## EXERCISE OBJECTIVE
Report each line of the data that contains the string "image".

= Beginning of Section =

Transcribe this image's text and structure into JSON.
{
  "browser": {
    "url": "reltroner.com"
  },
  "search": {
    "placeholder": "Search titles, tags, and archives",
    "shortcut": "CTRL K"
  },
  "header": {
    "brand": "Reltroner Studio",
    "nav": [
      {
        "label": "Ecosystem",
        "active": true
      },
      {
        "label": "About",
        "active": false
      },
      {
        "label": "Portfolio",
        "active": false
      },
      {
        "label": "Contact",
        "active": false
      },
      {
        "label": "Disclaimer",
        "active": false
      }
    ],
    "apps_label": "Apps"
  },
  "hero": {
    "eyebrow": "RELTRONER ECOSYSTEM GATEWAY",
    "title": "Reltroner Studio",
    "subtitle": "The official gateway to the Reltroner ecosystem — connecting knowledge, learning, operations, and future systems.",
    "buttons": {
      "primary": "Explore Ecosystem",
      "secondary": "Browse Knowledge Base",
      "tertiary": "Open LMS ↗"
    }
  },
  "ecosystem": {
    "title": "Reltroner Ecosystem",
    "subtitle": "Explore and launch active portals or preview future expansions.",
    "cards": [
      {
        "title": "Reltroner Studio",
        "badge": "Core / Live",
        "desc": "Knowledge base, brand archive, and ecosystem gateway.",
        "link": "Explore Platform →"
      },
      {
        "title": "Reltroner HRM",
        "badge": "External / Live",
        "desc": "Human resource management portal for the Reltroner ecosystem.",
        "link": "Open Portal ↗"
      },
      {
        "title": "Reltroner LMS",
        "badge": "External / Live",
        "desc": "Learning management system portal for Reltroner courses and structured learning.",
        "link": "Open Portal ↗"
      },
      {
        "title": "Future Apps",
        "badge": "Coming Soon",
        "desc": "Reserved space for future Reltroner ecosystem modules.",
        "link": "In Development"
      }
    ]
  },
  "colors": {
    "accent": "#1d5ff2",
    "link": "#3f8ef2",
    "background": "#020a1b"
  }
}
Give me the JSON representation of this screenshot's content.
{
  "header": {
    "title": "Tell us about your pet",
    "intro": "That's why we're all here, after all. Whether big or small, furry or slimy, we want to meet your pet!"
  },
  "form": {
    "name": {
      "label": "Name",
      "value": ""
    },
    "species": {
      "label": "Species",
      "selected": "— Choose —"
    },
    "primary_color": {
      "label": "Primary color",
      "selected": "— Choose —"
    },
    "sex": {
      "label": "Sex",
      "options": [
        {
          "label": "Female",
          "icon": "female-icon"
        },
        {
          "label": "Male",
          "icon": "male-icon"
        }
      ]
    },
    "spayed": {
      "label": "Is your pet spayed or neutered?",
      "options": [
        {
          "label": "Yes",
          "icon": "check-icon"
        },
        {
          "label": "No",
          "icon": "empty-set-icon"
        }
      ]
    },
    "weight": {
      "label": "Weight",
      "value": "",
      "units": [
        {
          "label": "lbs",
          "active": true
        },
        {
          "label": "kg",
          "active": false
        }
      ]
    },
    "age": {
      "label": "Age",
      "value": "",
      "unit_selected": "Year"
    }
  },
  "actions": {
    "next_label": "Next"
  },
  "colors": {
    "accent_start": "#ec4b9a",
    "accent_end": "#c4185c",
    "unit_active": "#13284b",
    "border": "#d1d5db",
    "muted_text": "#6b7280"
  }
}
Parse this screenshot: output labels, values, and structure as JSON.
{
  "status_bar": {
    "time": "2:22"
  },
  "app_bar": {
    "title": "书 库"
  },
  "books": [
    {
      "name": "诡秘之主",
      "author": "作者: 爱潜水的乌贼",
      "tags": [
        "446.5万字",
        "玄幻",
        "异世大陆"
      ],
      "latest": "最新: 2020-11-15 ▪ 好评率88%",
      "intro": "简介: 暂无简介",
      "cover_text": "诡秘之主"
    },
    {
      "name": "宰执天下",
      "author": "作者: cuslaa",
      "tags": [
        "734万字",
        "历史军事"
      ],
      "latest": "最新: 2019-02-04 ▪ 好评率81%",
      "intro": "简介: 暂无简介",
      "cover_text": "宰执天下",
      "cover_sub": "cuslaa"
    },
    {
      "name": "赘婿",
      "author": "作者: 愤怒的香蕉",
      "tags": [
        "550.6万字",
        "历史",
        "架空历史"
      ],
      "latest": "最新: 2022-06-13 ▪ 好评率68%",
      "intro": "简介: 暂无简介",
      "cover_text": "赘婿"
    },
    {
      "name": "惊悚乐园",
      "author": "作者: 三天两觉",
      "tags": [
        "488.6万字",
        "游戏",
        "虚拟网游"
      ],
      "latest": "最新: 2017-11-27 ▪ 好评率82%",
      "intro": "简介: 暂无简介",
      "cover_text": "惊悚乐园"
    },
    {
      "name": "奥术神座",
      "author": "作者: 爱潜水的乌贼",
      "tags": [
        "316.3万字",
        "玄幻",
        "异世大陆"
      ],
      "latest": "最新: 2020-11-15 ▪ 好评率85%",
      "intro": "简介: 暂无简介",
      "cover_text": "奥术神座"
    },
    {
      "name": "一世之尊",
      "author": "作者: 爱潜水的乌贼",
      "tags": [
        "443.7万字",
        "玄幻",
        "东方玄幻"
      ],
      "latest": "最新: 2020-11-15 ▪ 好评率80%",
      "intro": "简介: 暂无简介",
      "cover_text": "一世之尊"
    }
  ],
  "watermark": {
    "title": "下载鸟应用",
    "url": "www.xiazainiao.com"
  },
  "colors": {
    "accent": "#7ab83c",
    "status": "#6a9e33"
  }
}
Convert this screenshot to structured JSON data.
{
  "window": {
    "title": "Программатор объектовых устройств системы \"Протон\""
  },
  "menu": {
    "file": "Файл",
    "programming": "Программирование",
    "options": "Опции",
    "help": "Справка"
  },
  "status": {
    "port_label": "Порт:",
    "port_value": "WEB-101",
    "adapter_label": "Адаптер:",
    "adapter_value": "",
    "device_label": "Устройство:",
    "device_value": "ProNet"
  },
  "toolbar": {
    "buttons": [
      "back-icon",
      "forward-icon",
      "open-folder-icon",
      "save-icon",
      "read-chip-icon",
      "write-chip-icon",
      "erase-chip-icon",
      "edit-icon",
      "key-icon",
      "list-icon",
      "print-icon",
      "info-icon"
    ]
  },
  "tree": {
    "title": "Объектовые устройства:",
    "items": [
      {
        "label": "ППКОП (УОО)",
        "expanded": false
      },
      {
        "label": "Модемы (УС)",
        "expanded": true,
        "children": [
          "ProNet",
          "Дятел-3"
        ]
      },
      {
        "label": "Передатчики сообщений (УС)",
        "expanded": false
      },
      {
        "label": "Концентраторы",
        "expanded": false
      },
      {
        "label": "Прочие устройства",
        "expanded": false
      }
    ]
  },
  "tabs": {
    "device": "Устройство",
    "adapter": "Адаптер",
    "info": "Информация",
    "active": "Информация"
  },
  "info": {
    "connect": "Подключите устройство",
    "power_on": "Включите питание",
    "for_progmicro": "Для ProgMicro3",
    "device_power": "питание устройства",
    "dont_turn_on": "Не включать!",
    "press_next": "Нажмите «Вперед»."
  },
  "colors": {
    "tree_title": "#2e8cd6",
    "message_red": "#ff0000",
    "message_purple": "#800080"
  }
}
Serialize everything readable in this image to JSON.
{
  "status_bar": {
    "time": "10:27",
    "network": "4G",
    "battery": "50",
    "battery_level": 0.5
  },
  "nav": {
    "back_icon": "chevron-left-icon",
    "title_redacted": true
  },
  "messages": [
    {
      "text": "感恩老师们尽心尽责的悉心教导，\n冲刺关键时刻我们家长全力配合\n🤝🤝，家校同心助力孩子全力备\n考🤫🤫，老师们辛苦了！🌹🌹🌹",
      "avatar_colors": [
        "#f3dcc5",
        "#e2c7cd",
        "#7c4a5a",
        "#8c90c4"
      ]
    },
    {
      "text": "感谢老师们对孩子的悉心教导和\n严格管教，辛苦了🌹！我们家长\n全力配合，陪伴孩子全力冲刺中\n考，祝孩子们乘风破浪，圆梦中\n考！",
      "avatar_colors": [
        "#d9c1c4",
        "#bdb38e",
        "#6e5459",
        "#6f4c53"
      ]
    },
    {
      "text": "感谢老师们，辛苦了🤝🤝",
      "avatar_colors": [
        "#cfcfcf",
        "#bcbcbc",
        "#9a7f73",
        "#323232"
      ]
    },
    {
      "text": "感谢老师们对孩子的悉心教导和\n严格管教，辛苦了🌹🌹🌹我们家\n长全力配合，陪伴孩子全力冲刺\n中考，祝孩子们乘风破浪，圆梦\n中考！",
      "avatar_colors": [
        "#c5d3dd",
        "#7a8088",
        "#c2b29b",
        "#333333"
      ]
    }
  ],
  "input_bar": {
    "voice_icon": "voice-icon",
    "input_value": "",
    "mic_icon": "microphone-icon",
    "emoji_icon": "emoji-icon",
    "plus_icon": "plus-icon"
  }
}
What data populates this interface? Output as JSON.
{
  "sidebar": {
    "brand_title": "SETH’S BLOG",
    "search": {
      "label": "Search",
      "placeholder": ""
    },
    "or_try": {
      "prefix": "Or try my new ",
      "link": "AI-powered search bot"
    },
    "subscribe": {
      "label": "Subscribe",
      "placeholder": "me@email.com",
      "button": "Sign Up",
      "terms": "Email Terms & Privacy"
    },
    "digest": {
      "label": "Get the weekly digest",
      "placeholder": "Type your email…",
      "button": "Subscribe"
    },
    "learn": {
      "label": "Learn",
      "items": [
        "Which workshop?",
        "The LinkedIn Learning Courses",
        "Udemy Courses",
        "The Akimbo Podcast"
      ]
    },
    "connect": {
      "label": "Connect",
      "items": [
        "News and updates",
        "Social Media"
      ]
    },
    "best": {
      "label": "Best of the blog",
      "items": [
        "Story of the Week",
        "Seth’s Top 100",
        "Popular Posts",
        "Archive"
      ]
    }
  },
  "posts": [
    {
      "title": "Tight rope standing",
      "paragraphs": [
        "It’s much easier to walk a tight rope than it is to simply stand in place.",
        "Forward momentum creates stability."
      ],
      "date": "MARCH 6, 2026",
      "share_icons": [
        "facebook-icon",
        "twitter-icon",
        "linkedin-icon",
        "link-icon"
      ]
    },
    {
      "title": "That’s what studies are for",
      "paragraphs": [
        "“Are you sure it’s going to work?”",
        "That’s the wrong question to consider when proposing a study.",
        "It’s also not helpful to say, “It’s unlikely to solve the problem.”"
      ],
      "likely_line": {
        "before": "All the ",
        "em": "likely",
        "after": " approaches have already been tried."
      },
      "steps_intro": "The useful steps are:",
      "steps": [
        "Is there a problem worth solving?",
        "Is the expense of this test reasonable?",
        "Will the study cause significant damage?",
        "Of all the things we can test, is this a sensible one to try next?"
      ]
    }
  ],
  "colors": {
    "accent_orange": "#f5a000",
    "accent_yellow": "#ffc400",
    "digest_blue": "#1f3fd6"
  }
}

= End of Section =

## RESULT FOR THIS EXERCISE
Transcribe this image's text and structure into JSON.
Serialize everything readable in this image to JSON.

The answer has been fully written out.